§ **Requirement**
Find out how many lines in the records have the string "this" in them, and state only that number.
[Start of section]
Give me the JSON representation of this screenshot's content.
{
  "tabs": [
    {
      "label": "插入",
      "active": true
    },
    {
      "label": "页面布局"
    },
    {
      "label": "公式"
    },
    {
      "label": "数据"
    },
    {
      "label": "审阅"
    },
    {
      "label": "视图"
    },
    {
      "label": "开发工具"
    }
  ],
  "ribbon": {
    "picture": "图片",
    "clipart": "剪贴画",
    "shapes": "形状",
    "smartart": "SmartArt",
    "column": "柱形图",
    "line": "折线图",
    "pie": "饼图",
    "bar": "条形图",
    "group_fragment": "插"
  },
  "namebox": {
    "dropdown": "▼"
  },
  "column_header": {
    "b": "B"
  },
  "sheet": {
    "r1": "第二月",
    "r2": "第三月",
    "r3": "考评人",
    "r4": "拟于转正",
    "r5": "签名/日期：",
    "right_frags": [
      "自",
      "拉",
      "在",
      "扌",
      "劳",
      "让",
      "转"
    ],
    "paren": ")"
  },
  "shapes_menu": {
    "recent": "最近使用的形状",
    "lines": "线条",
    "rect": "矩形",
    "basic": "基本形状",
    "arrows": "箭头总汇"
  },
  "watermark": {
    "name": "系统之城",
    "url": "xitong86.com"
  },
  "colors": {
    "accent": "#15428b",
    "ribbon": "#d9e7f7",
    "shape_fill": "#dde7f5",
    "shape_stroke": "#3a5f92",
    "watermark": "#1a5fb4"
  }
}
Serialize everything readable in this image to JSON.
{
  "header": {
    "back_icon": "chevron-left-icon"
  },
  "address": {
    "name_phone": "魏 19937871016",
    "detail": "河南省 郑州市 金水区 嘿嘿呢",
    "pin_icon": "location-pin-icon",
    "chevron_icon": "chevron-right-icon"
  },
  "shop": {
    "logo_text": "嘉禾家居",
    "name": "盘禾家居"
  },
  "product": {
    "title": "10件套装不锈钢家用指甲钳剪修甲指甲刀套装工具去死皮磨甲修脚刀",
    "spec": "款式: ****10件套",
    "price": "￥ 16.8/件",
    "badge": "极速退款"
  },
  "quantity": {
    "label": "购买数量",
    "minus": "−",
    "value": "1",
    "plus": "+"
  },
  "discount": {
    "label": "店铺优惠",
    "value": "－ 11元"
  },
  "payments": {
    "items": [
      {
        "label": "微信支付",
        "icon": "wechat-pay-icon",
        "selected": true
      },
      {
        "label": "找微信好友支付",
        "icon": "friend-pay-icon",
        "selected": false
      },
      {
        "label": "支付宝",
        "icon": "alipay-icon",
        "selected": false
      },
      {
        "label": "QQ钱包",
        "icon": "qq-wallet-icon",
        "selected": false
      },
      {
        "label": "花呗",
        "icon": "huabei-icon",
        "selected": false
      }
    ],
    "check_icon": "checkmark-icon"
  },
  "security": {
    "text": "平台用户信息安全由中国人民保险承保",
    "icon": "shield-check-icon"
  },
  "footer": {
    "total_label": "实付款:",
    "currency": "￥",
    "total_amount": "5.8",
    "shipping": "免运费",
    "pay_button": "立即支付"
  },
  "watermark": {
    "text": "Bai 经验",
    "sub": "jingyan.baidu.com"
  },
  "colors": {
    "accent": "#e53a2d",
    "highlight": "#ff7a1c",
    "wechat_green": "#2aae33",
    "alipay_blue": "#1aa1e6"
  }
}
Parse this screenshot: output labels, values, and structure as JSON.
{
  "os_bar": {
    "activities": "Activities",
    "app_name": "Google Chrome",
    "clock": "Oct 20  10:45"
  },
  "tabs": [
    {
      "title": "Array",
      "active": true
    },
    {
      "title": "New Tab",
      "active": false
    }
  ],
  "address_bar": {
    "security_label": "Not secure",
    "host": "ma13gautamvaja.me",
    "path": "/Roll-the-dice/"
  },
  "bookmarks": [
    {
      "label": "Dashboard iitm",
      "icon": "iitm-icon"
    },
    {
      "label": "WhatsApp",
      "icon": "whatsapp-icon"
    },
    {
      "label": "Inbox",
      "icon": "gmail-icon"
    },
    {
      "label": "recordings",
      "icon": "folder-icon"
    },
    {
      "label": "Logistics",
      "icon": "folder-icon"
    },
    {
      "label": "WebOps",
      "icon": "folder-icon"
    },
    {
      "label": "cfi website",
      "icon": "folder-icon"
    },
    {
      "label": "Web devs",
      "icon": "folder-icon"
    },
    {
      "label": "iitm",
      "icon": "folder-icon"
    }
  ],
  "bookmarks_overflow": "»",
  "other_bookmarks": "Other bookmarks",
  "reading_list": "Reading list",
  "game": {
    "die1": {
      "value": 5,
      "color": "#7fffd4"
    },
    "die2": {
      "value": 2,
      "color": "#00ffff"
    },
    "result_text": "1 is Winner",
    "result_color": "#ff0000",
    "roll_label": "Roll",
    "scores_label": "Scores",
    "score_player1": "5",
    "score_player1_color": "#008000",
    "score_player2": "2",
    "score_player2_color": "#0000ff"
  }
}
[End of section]
§ **Result of the exercise**
3